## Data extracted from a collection
········

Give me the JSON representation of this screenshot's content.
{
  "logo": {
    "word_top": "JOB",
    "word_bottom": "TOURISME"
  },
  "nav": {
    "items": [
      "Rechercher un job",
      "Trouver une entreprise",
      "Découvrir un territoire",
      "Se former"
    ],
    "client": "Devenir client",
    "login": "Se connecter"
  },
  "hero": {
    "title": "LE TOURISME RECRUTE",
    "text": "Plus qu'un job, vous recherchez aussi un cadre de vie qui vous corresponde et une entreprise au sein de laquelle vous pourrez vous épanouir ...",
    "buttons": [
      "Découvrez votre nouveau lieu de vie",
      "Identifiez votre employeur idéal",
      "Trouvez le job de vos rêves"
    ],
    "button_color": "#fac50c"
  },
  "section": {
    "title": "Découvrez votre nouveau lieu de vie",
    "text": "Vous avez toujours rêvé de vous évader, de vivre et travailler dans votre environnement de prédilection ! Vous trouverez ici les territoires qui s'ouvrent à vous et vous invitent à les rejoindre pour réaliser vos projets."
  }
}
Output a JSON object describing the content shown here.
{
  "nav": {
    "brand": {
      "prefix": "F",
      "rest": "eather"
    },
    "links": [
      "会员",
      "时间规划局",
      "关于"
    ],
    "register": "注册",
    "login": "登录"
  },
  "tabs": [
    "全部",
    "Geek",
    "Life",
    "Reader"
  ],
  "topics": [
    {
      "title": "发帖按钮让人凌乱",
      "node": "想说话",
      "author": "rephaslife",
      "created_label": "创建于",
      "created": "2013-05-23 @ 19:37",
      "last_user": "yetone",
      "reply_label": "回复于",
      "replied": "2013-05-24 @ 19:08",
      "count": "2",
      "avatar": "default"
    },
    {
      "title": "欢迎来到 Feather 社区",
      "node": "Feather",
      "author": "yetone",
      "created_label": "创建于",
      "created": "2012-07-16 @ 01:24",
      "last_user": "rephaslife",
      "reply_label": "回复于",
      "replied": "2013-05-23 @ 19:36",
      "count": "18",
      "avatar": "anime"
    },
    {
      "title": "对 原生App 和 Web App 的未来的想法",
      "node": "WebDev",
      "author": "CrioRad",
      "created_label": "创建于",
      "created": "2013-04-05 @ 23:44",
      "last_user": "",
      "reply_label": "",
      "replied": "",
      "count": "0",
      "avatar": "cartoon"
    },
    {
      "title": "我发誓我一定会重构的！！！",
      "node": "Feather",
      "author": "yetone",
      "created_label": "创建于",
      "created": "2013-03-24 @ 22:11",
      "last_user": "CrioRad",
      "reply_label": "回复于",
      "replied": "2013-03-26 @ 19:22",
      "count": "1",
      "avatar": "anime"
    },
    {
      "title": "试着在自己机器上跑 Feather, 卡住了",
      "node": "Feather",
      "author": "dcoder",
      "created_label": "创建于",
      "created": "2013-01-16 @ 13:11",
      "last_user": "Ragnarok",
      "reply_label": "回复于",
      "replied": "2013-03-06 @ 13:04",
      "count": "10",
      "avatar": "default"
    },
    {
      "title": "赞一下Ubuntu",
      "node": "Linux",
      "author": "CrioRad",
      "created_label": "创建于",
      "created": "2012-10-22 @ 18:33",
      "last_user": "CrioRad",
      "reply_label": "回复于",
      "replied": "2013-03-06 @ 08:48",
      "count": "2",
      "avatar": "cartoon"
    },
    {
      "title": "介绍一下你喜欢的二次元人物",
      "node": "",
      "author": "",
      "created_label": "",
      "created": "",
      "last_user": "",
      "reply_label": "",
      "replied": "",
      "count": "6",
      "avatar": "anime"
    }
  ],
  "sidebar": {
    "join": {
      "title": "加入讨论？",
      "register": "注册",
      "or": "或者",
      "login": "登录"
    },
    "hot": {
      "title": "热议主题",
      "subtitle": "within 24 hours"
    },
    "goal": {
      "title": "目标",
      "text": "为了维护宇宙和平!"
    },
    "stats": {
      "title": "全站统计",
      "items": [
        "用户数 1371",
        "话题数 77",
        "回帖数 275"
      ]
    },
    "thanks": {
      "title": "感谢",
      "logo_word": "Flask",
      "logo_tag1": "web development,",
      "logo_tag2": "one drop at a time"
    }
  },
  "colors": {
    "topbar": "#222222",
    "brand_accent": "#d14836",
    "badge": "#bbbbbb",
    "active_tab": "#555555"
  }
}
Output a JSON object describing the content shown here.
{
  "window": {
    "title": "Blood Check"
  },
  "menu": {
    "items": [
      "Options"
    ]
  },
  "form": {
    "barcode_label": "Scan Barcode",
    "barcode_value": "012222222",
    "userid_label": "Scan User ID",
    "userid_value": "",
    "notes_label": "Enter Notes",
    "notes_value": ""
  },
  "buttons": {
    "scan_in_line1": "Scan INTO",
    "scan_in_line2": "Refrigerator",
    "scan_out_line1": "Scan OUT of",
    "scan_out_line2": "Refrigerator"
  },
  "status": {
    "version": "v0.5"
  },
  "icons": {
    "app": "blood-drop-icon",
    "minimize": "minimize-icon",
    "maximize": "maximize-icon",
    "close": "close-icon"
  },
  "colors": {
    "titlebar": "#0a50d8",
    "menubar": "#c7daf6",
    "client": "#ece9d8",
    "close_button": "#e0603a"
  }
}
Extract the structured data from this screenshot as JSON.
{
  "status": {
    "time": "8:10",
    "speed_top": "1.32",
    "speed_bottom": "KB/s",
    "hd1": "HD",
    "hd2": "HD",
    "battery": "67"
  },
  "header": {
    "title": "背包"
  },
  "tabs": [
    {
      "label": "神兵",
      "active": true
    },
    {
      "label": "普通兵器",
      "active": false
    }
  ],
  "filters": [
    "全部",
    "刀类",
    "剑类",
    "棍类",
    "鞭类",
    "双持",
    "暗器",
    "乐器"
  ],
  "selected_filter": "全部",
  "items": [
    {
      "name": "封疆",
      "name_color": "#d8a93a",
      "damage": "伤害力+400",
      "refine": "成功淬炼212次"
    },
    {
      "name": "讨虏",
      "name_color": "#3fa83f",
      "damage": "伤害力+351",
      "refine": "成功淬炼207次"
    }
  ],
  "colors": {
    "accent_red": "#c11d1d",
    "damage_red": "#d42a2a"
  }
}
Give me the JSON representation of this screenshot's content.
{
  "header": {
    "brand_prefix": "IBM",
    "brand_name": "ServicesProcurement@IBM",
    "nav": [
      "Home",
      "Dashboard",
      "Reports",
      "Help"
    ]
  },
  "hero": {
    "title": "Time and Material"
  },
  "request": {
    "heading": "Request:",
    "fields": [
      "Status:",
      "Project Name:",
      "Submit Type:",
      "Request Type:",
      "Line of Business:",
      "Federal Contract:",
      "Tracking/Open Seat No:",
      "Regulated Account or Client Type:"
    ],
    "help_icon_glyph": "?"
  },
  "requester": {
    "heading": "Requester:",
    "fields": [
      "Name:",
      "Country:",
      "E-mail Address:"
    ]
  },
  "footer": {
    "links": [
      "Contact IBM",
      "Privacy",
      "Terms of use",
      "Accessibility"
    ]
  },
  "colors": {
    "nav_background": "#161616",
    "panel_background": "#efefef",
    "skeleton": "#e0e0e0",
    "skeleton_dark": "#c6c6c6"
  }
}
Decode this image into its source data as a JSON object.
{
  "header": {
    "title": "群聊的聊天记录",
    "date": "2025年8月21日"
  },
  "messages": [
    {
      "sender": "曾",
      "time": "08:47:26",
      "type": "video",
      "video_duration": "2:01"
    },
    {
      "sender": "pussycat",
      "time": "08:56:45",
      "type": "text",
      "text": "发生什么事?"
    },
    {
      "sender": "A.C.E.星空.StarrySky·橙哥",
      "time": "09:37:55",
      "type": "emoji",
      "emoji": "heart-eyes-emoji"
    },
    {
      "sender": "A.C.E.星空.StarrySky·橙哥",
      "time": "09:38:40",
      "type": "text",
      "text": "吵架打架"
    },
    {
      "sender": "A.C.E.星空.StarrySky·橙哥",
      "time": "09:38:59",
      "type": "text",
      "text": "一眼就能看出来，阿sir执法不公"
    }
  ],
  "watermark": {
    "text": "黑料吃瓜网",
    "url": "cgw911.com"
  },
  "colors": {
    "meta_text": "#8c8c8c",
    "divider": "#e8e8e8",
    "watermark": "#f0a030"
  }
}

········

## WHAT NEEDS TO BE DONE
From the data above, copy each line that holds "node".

## SOLUTION FOR THIS TASK
      "node": "想说话",
      "node": "Feather",
      "node": "WebDev",
      "node": "Feather",
      "node": "Feather",
      "node": "Linux",
      "node": "",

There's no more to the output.